[WHAT YOU HAVE TO DO] Exact copy, no pictures: return all the records as they stand.

[EXERCISE INPUT]
--------------------

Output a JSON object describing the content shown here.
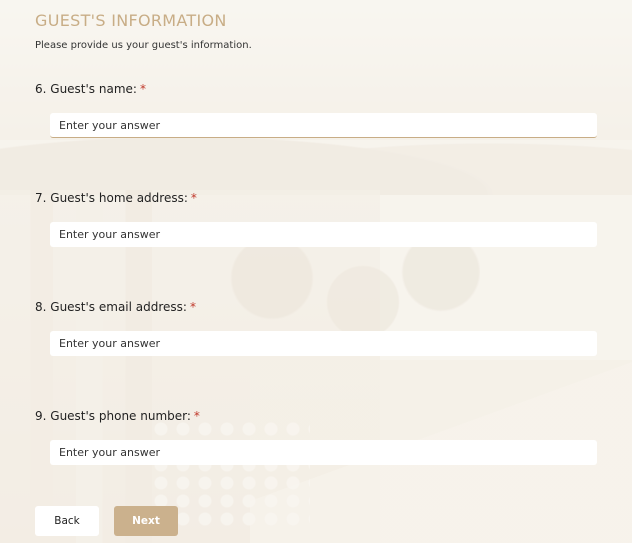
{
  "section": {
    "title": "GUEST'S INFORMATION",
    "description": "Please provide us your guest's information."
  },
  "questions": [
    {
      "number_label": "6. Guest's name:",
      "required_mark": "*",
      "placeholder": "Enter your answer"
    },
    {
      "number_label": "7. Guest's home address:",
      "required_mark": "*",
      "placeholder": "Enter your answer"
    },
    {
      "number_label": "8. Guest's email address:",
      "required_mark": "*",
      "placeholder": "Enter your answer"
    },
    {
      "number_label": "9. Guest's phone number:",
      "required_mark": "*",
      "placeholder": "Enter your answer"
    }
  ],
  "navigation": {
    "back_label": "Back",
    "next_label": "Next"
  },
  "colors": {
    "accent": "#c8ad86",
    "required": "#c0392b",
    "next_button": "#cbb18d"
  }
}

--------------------

[EXERCISE ANSWER]
Output a JSON object describing the content shown here.
{
  "section": {
    "title": "GUEST'S INFORMATION",
    "description": "Please provide us your guest's information."
  },
  "questions": [
    {
      "number_label": "6. Guest's name:",
      "required_mark": "*",
      "placeholder": "Enter your answer"
    },
    {
      "number_label": "7. Guest's home address:",
      "required_mark": "*",
      "placeholder": "Enter your answer"
    },
    {
      "number_label": "8. Guest's email address:",
      "required_mark": "*",
      "placeholder": "Enter your answer"
    },
    {
      "number_label": "9. Guest's phone number:",
      "required_mark": "*",
      "placeholder": "Enter your answer"
    }
  ],
  "navigation": {
    "back_label": "Back",
    "next_label": "Next"
  },
  "colors": {
    "accent": "#c8ad86",
    "required": "#c0392b",
    "next_button": "#cbb18d"
  }
}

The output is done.